But when, a few days after the biggest street fete in the world was finally over and a friend invited me to take part in a public “national debate” on Carnival and its implications for our future Trini civilisation, I just had to come up with an excuse to duck out of that because, frankly, I find few things as boring as talking about how low we women does wine on Carnival days and how the Carnival really dying because fewer and fewer people taking part in it (I mean, Invaders steelband had about 30 or 40 followers on Jouvert morning this year, whereas there once used to be hundreds of them!) and soon even the foreign tourists go lose interest because the mas just is no longer as big and as bad and as sweet as it used to be.
I, frankly, couldn’t care less.
When I spoke to an old friend about this lack of enthusiasm for what seems to turn most Trinidadians on, he said: “That’s quite possibly a result of aging. You’re losing the basic energy that keeps us thirsting after more and more bacchanal. To most Trinis, it’s a straight case of the more bacchanal the better. But in your case it may be that your capacity to enjoy bacchanal is not what it used to be. Nothing wrong there, really. It’s like taking a holiday from the general BS that keeps us on our toes. No big thing, really.”
I’d like to believe he’s right. But I keep having this uneasy feeling that somehow I’m letting myself, not to mention my reputation as a born-and-bred Trini-to-the-bone, down. Badly.
So I’m thinking right now about how to go about getting a refresher course in basic Trini-ism, bar drinking plenty rum (I’ve sworn off alcohol for some years now) and smoking endless cigarettes (this is my 236th smoke-free day).
Other fellow Trinis have tried to convince me that there is no way I can return to basic Trini-ism without serious alcohol consumption backed up by smoking heavily enough to run through at least a carton a week.
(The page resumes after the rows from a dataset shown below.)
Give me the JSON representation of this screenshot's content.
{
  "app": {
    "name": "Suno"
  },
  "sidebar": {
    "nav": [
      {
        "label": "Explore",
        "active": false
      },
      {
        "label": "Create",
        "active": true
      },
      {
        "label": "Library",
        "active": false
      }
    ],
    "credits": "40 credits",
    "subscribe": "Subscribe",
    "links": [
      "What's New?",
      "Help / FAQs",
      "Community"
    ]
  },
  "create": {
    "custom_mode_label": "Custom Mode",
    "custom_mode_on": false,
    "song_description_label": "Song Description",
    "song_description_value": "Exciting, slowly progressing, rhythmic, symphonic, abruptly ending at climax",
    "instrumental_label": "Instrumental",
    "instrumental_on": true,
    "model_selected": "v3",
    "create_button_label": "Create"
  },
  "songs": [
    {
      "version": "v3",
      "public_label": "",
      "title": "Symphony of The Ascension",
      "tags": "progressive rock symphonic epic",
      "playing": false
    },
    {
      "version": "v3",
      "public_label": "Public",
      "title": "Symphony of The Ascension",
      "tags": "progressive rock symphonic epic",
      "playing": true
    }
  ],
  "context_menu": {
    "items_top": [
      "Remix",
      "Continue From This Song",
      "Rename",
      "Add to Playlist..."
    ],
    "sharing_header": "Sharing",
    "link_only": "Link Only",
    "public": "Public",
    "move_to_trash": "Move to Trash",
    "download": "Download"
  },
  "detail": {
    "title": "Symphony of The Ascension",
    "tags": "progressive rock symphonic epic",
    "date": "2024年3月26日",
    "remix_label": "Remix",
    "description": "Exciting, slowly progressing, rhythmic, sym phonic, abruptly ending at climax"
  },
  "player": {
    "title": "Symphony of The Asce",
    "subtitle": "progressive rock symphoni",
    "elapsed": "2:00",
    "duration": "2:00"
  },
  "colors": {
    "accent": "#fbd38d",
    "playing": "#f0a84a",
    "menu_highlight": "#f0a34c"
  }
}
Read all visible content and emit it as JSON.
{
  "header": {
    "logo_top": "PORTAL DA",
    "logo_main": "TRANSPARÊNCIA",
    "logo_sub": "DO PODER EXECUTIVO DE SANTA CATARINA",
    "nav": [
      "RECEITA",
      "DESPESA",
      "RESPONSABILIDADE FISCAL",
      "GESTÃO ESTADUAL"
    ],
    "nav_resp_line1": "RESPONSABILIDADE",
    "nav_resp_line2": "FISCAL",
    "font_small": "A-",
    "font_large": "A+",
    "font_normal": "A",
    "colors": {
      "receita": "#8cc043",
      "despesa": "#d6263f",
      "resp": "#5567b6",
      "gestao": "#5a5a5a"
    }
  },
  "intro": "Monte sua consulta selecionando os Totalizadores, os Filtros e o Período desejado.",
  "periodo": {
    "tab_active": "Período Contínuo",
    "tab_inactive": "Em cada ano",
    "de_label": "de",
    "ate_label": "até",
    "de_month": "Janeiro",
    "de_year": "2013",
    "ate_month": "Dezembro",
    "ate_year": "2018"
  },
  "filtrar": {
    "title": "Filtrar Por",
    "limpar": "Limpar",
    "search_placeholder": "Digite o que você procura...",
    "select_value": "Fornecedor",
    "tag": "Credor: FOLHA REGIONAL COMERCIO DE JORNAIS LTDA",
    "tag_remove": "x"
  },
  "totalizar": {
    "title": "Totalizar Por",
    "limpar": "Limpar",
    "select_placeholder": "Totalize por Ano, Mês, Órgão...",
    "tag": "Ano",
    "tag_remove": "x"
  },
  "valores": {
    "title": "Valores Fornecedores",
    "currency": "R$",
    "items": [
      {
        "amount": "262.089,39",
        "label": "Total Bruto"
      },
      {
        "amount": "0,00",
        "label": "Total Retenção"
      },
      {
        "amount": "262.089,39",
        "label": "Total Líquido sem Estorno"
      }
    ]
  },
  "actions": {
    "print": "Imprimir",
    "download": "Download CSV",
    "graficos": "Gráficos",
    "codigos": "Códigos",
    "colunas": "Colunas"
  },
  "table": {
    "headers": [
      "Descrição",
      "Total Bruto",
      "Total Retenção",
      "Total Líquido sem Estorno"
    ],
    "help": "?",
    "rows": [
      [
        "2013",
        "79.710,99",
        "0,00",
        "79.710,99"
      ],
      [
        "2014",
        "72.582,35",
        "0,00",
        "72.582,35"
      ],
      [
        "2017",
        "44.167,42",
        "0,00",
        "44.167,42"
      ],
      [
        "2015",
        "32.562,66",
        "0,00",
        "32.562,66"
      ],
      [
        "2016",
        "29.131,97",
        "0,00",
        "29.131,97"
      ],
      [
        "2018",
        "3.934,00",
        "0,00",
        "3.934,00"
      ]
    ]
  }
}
But I refuse to accept that.
Especially because I believe both heavy alcohol consumption and cigarette smoking are deadly vices and I don’t really see the point in asserting my Trini-to-the-bone credentials and then dropping dead.
At which point some native wit is going to come up with the slogan: “The only good Trini is a dead Trini.”
As for the latest debate over that mother beating her child which appeared on Facebook, after the child apparently posted indecent pictures of herself on Facebook (at 12 years old!), frankly I think the mother was too lenient.
All the Trini whining and crying over this incident seemed to me totally misplaced. As far as I’m concerned the mother should have used a broomstick instead of a belt —but there I go again, out of sync with the majority Trini point of view.
So I really have to ponder this problem very seriously and deeply and I promise you, as soon as I come up with a foolproof plan to restore the Trini-to-the-bone in my goodly native self I will be the first to let you in on it.
Meanwhile, I suppose I just have to suffer on, regardless. (Messages of sympathy welcomed!).